SHE may have only just turned 15, but it is hard to argue with Siobhan Haley being named Sportswoman of the Year at the Bradford Sports Awards.

The Tyersal teenager is one of just two boxers from Yorkshire to be selected by England for next month’s Junior European Championships in Bosnia as she looks to win her most prestigious title yet.

Siobhan is indebted to the time and effort Platinum Boxing Club in Queensbury have invested in her and there is every chance an Olympic Games appearance or a professional career could be on the cards if she continues on her current trajectory.

Speaking to the T&A just moments after winning her Sportswoman of the Year award last Friday at LIFE Centre Events in BD3, Siobhan said: “I’m very grateful to be here and it means a lot to me to win this.”

Talking about potentially following in the footsteps of double Olympic gold medallist Nicola Adams, who is from Leeds but attended Bradford College as a teenager, Siobhan said: “It’s something to look towards for me.

“Winning a European gold medal is something very hard to do at my age, but winning an Olympic gold really would mean a lot to me.

I go to Sarajevo on June 21 and I’ll be over there for 12 days competing, hopefully bringing back the gold.”

Siobhan’s medal cabinet will be fit to burst if she has success in the Bosnian capital, as she told the T&A: “Up to now, I’ve won eight Box Cups, two national championships for England, a tri-nations medal and a European medal for England at the Schools Championships.
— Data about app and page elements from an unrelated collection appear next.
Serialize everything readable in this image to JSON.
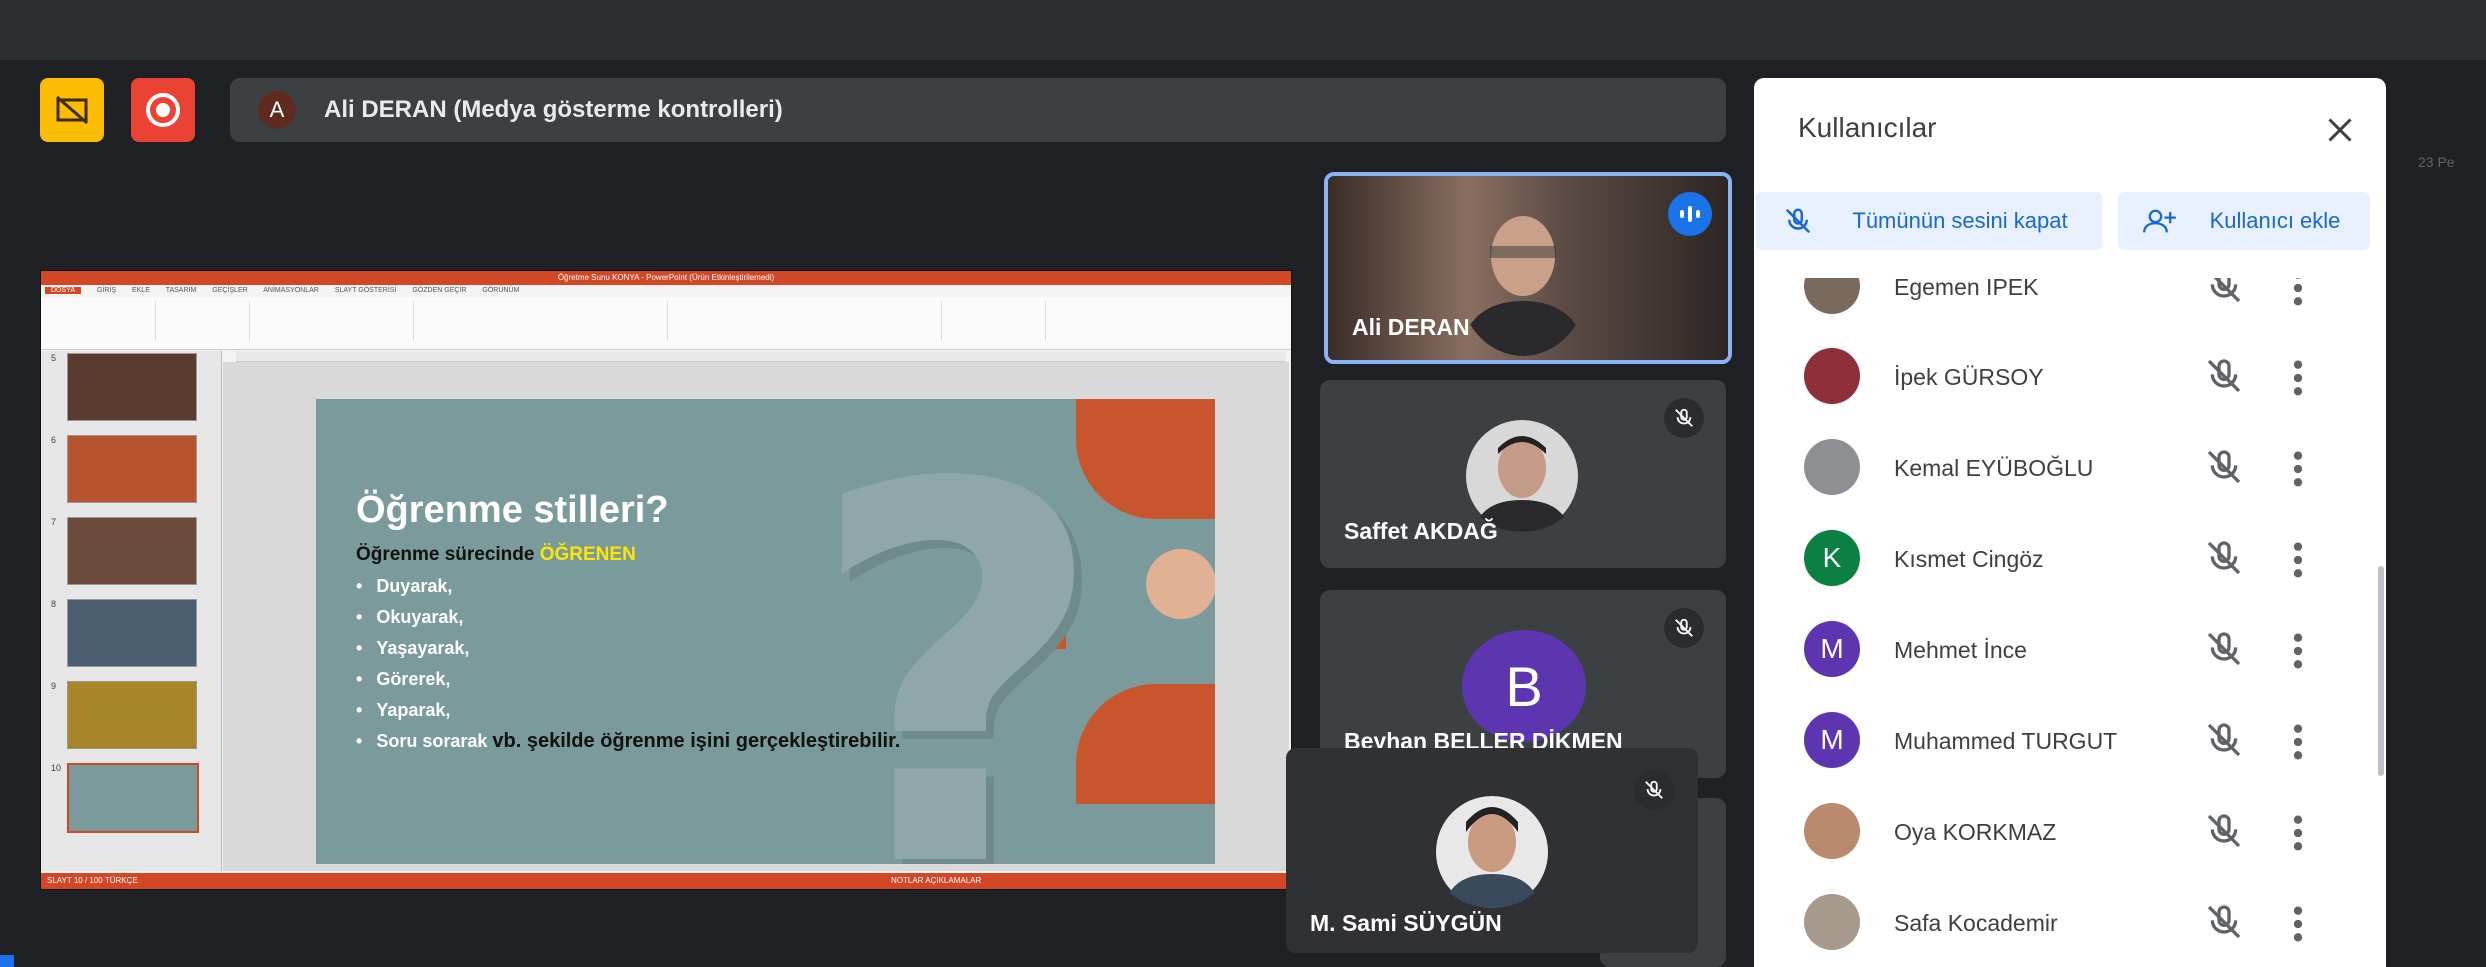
{
  "toolbar": {
    "presentation_toggle_icon": "presentation-off-icon",
    "record_icon": "record-icon"
  },
  "presenter_bar": {
    "avatar_initial": "A",
    "label": "Ali DERAN (Medya gösterme kontrolleri)"
  },
  "shared_slide": {
    "title": "Öğrenme stilleri?",
    "subtitle_prefix": "Öğrenme sürecinde ",
    "subtitle_highlight": "ÖĞRENEN",
    "bullets": [
      "Duyarak,",
      "Okuyarak,",
      "Yaşayarak,",
      "Görerek,",
      "Yaparak,"
    ],
    "last_bullet_prefix": "Soru sorarak ",
    "last_bullet_bold": "vb. şekilde öğrenme işini gerçekleştirebilir."
  },
  "ppt": {
    "window_title": "Öğretme Sunu KONYA - PowerPoint (Ürün Etkinleştirilemedi)",
    "tabs": [
      "DOSYA",
      "GİRİŞ",
      "EKLE",
      "TASARIM",
      "GEÇİŞLER",
      "ANİMASYONLAR",
      "SLAYT GÖSTERİSİ",
      "GÖZDEN GEÇİR",
      "GÖRÜNÜM"
    ],
    "thumb_numbers": [
      "5",
      "6",
      "7",
      "8",
      "9",
      "10"
    ],
    "status_left": "SLAYT 10 / 100     TÜRKÇE",
    "status_right": "NOTLAR   AÇIKLAMALAR"
  },
  "tiles": [
    {
      "name": "Ali DERAN",
      "speaking": true
    },
    {
      "name": "Saffet AKDAĞ",
      "muted": true
    },
    {
      "name": "Beyhan BELLER DİKMEN",
      "initial": "B",
      "color": "#5e35b1",
      "muted": true
    },
    {
      "name": "M. Sami SÜYGÜN",
      "muted": true
    }
  ],
  "panel": {
    "title": "Kullanıcılar",
    "mute_all_label": "Tümünün sesini kapat",
    "add_user_label": "Kullanıcı ekle",
    "participants": [
      {
        "name": "Egemen İPEK",
        "type": "photo",
        "color": "#7a6a5e"
      },
      {
        "name": "İpek GÜRSOY",
        "type": "photo",
        "color": "#8e2f3a"
      },
      {
        "name": "Kemal EYÜBOĞLU",
        "type": "photo",
        "color": "#8d8f93"
      },
      {
        "name": "Kısmet Cingöz",
        "type": "initial",
        "initial": "K",
        "color": "#0b8043"
      },
      {
        "name": "Mehmet İnce",
        "type": "initial",
        "initial": "M",
        "color": "#5e35b1"
      },
      {
        "name": "Muhammed TURGUT",
        "type": "initial",
        "initial": "M",
        "color": "#5e35b1"
      },
      {
        "name": "Oya KORKMAZ",
        "type": "photo",
        "color": "#b98a6e"
      },
      {
        "name": "Safa Kocademir",
        "type": "photo",
        "color": "#a79a8c"
      }
    ]
  },
  "edge_text": "23 Pe"
}
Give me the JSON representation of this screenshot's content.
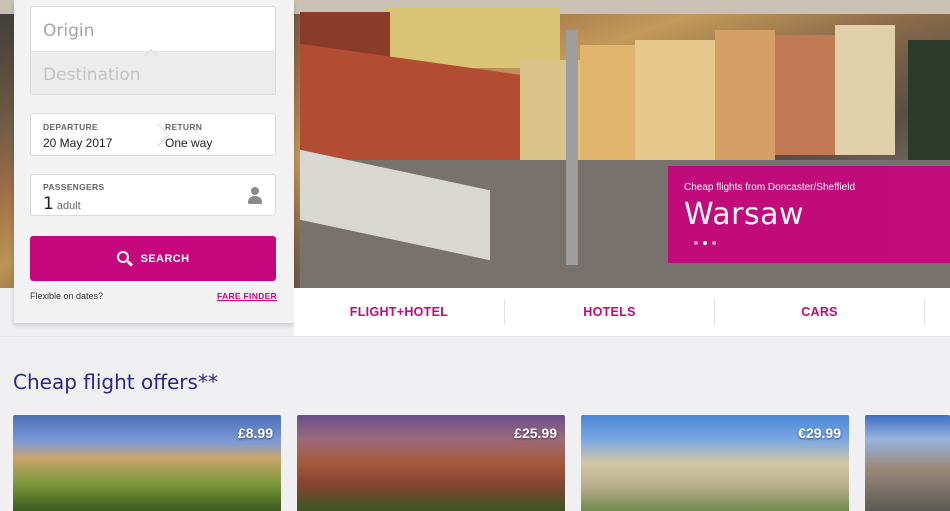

“But this tournament coming up in Sarajevo is a Junior one, so this time I’ll be boxing against people older than me.”

Siobhan does not give the impression of being a young woman overwhelmed by that daunting prospect, and she told us: “Now and then I can get fazed and I do get nervous a lot.

“But I just have to look like I’m the better person and that I’m the best out there in the ring.”

Bradford Telegraph and Argus: Sobhan Haley (right) winning gold at the England Boxing National Schools Championships Finals last year.Sobhan Haley (right) winning gold at the England Boxing National Schools Championships Finals last year. (Image: Clive Wood/England Boxing.)

Platinum have helped give Siobhan that confidence, and she enthused: “I would not be anywhere near where I am without them.

“I moved to Platinum two years ago, and when I was out my old boxing club, they didn’t do a lot for me.

“They didn’t get me out much for good fights, whereas Platinum give me a lot of attention and help.

“They’ve basically made me who I am as a boxer.”

With Platinum’s assistance, Siobhan looks to have the world at her feet, and asked if she’d consider the sport as career path, she said: “I would like to be able to say I’m a professional boxer one day.

“But it’s all about what happens in the future.

“All I’m really looking for, for now, is to go to the Olympics and see how it goes from there.”

One big advantage for amateur boxers is their fights tend to be a lot more frequent than professional ones, with Siobhan reflecting: “It’s a buzz to do that, though it is hard for me to get fights in England.

“But because I’m competing at a high level, I can get lots in different countries.

“Even so, I can go from boxing once every two months, or having five fights a month.

“But I train a lot regardless, so I’m always ready to fight if something comes up for me.”